Problem details:
Your answer should be the full set of entries, given again without alteration.

[App and web page records]
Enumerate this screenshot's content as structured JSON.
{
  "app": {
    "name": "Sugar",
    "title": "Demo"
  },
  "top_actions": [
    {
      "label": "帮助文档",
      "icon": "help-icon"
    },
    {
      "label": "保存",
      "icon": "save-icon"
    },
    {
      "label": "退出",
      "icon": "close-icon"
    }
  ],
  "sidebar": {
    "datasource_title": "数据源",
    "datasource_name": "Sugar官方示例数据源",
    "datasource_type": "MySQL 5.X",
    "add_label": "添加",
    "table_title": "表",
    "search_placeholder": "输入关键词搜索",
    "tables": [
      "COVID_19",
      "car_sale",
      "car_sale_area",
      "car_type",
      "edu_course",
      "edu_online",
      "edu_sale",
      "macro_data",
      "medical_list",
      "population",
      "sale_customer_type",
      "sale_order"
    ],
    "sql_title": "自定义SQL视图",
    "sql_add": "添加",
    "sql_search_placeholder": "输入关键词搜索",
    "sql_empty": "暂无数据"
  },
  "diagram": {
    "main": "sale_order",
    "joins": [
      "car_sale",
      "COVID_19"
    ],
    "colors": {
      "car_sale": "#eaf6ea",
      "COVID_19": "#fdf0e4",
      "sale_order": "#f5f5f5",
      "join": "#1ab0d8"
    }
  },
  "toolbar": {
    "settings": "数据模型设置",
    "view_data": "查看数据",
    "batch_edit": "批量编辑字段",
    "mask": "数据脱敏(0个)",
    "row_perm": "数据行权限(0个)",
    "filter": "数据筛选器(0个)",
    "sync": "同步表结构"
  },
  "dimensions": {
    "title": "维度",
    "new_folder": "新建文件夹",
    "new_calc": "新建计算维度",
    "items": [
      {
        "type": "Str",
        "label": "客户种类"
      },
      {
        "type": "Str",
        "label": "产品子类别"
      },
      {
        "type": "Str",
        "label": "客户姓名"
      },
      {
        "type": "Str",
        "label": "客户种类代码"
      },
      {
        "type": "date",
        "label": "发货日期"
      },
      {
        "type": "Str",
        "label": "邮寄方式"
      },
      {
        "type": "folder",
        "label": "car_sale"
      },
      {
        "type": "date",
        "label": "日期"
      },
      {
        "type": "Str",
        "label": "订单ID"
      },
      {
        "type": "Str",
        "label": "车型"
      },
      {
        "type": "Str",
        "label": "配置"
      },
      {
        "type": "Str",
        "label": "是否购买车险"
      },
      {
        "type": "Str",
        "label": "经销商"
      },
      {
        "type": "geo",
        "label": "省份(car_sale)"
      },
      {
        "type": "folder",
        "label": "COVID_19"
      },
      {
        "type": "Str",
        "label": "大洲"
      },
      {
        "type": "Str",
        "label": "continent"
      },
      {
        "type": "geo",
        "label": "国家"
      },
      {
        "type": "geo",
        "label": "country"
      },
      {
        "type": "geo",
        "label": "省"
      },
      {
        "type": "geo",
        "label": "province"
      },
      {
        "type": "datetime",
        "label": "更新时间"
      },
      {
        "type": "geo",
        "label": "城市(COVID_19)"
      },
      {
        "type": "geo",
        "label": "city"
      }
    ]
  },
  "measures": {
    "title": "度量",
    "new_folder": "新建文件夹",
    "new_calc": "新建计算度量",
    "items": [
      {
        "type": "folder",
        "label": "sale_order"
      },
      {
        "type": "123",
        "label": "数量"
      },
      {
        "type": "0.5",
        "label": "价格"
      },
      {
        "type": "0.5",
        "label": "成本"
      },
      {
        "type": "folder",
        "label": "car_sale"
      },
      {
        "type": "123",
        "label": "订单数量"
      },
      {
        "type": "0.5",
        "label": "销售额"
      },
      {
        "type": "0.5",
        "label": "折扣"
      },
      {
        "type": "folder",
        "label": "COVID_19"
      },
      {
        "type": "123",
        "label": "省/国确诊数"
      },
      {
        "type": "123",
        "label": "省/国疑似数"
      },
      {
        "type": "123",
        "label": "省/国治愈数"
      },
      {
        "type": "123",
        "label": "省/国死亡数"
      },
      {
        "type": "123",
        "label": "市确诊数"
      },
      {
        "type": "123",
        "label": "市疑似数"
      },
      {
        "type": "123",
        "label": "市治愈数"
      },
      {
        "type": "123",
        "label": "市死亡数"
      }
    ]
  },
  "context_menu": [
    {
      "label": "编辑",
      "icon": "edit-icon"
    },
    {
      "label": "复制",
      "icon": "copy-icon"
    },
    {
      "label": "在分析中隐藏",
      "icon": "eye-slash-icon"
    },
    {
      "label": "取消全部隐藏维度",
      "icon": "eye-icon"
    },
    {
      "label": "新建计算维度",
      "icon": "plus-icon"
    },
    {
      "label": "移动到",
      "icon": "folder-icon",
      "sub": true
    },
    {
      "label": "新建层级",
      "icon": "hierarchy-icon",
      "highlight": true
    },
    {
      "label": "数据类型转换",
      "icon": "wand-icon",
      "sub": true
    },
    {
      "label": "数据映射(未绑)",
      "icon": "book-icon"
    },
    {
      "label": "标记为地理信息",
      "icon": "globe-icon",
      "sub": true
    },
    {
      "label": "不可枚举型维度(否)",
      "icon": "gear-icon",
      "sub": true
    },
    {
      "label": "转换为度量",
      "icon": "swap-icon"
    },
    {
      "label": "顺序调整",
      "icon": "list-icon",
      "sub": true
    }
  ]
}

Written response:
Enumerate this screenshot's content as structured JSON.
{
  "app": {
    "name": "Sugar",
    "title": "Demo"
  },
  "top_actions": [
    {
      "label": "帮助文档",
      "icon": "help-icon"
    },
    {
      "label": "保存",
      "icon": "save-icon"
    },
    {
      "label": "退出",
      "icon": "close-icon"
    }
  ],
  "sidebar": {
    "datasource_title": "数据源",
    "datasource_name": "Sugar官方示例数据源",
    "datasource_type": "MySQL 5.X",
    "add_label": "添加",
    "table_title": "表",
    "search_placeholder": "输入关键词搜索",
    "tables": [
      "COVID_19",
      "car_sale",
      "car_sale_area",
      "car_type",
      "edu_course",
      "edu_online",
      "edu_sale",
      "macro_data",
      "medical_list",
      "population",
      "sale_customer_type",
      "sale_order"
    ],
    "sql_title": "自定义SQL视图",
    "sql_add": "添加",
    "sql_search_placeholder": "输入关键词搜索",
    "sql_empty": "暂无数据"
  },
  "diagram": {
    "main": "sale_order",
    "joins": [
      "car_sale",
      "COVID_19"
    ],
    "colors": {
      "car_sale": "#eaf6ea",
      "COVID_19": "#fdf0e4",
      "sale_order": "#f5f5f5",
      "join": "#1ab0d8"
    }
  },
  "toolbar": {
    "settings": "数据模型设置",
    "view_data": "查看数据",
    "batch_edit": "批量编辑字段",
    "mask": "数据脱敏(0个)",
    "row_perm": "数据行权限(0个)",
    "filter": "数据筛选器(0个)",
    "sync": "同步表结构"
  },
  "dimensions": {
    "title": "维度",
    "new_folder": "新建文件夹",
    "new_calc": "新建计算维度",
    "items": [
      {
        "type": "Str",
        "label": "客户种类"
      },
      {
        "type": "Str",
        "label": "产品子类别"
      },
      {
        "type": "Str",
        "label": "客户姓名"
      },
      {
        "type": "Str",
        "label": "客户种类代码"
      },
      {
        "type": "date",
        "label": "发货日期"
      },
      {
        "type": "Str",
        "label": "邮寄方式"
      },
      {
        "type": "folder",
        "label": "car_sale"
      },
      {
        "type": "date",
        "label": "日期"
      },
      {
        "type": "Str",
        "label": "订单ID"
      },
      {
        "type": "Str",
        "label": "车型"
      },
      {
        "type": "Str",
        "label": "配置"
      },
      {
        "type": "Str",
        "label": "是否购买车险"
      },
      {
        "type": "Str",
        "label": "经销商"
      },
      {
        "type": "geo",
        "label": "省份(car_sale)"
      },
      {
        "type": "folder",
        "label": "COVID_19"
      },
      {
        "type": "Str",
        "label": "大洲"
      },
      {
        "type": "Str",
        "label": "continent"
      },
      {
        "type": "geo",
        "label": "国家"
      },
      {
        "type": "geo",
        "label": "country"
      },
      {
        "type": "geo",
        "label": "省"
      },
      {
        "type": "geo",
        "label": "province"
      },
      {
        "type": "datetime",
        "label": "更新时间"
      },
      {
        "type": "geo",
        "label": "城市(COVID_19)"
      },
      {
        "type": "geo",
        "label": "city"
      }
    ]
  },
  "measures": {
    "title": "度量",
    "new_folder": "新建文件夹",
    "new_calc": "新建计算度量",
    "items": [
      {
        "type": "folder",
        "label": "sale_order"
      },
      {
        "type": "123",
        "label": "数量"
      },
      {
        "type": "0.5",
        "label": "价格"
      },
      {
        "type": "0.5",
        "label": "成本"
      },
      {
        "type": "folder",
        "label": "car_sale"
      },
      {
        "type": "123",
        "label": "订单数量"
      },
      {
        "type": "0.5",
        "label": "销售额"
      },
      {
        "type": "0.5",
        "label": "折扣"
      },
      {
        "type": "folder",
        "label": "COVID_19"
      },
      {
        "type": "123",
        "label": "省/国确诊数"
      },
      {
        "type": "123",
        "label": "省/国疑似数"
      },
      {
        "type": "123",
        "label": "省/国治愈数"
      },
      {
        "type": "123",
        "label": "省/国死亡数"
      },
      {
        "type": "123",
        "label": "市确诊数"
      },
      {
        "type": "123",
        "label": "市疑似数"
      },
      {
        "type": "123",
        "label": "市治愈数"
      },
      {
        "type": "123",
        "label": "市死亡数"
      }
    ]
  },
  "context_menu": [
    {
      "label": "编辑",
      "icon": "edit-icon"
    },
    {
      "label": "复制",
      "icon": "copy-icon"
    },
    {
      "label": "在分析中隐藏",
      "icon": "eye-slash-icon"
    },
    {
      "label": "取消全部隐藏维度",
      "icon": "eye-icon"
    },
    {
      "label": "新建计算维度",
      "icon": "plus-icon"
    },
    {
      "label": "移动到",
      "icon": "folder-icon",
      "sub": true
    },
    {
      "label": "新建层级",
      "icon": "hierarchy-icon",
      "highlight": true
    },
    {
      "label": "数据类型转换",
      "icon": "wand-icon",
      "sub": true
    },
    {
      "label": "数据映射(未绑)",
      "icon": "book-icon"
    },
    {
      "label": "标记为地理信息",
      "icon": "globe-icon",
      "sub": true
    },
    {
      "label": "不可枚举型维度(否)",
      "icon": "gear-icon",
      "sub": true
    },
    {
      "label": "转换为度量",
      "icon": "swap-icon"
    },
    {
      "label": "顺序调整",
      "icon": "list-icon",
      "sub": true
    }
  ]
}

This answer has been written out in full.